In a piping system, a component that is used to control the flow of the media through the system is known as a valve. There are a variety of types of valves, each having their own features. They include:

Manifold Valves: For pressure instruments they are manual block and bleed manifold valves. These valves are castoff in pressure gauges, system impulse lines, differential pressure, flow plotter and switches. Depending on their types, their functions include pressure isolation, process equalizing, draining and venting and custody transfer. They control oil, water, toxic fluids, chemicals, air, and steam. To mount to an industrial differential pressure transmitter, flanged models are designed.

Instrumentation Ball Valves: It is a form of quarter-turn valve. To control flow through itself, it uses a hollow, perforated and pivoting ball, also known as a “floating ball”. The valve is closed when it is pivoted 90-degrees by the valve handle and is open when the ball’s hole is in line with the flow. They are recommended for industries such as oil, gas, and petrochemicals where long life is required.

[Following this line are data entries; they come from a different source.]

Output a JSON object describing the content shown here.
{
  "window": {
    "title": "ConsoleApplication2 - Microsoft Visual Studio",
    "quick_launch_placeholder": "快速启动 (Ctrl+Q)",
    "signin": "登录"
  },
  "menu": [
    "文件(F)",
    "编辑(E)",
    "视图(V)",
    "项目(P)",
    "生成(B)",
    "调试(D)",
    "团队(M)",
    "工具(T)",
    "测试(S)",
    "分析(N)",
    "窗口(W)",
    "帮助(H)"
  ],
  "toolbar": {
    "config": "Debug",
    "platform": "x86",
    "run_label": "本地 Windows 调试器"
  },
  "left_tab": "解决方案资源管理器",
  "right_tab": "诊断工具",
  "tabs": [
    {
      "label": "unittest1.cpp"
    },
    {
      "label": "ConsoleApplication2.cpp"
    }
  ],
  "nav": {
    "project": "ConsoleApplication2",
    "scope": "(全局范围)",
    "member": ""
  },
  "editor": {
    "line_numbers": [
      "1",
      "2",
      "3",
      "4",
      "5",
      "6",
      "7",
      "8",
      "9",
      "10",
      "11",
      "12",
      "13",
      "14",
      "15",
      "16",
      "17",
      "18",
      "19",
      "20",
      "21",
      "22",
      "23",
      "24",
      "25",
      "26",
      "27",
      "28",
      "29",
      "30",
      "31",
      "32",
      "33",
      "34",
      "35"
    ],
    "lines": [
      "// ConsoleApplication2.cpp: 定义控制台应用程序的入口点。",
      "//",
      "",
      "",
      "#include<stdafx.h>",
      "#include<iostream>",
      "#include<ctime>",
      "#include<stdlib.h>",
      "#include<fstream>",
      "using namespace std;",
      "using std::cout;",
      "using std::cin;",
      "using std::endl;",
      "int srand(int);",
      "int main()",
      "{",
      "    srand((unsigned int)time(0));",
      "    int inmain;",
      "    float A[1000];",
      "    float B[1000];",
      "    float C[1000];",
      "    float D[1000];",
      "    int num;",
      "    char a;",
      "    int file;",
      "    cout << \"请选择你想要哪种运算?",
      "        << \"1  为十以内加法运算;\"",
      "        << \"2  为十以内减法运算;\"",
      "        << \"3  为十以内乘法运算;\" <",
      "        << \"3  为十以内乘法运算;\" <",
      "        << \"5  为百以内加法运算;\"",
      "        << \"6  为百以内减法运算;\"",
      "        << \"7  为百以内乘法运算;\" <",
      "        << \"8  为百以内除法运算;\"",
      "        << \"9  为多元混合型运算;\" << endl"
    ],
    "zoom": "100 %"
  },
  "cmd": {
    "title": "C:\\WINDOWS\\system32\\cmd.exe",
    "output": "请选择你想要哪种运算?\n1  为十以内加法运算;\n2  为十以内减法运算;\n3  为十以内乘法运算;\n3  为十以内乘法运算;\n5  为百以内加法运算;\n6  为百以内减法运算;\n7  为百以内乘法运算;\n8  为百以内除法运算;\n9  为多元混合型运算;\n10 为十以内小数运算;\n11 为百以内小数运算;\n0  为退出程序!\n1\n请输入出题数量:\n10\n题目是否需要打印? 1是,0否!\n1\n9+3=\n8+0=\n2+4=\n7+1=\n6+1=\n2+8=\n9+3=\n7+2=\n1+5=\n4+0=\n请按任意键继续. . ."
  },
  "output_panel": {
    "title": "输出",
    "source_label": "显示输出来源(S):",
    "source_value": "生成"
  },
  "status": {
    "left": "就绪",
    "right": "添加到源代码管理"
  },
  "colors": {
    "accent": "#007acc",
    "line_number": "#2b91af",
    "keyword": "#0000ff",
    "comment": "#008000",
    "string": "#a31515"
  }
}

Needle Valve: It is a type of valve which has a small port and a threaded needle-shaped plunger. Although it is generally only capable of relatively low flow rates, it allows precise regulation of flow. To gradually open a space for fine control of flow, this valve uses a tapered pin. With the use of a spindle, the flow can be controlled and regulated.

Check Valves: They are two-port valves, which mean they have two openings in the body, one for fluid to enter and the other for fluid to leave. As they do not have any valve handle or stem, they work automatically and most are not controlled by a person or any external control. There are various types of check valves including ball check valves, diaphragm check valves, swing check valves, stop-check valves, lift-check valves, in-line check valves, flow check valves, among others. Cracking pressure which is the minimum differential upstream pressure between inlet and outlet at which the valve will operate is an important concept in these valves.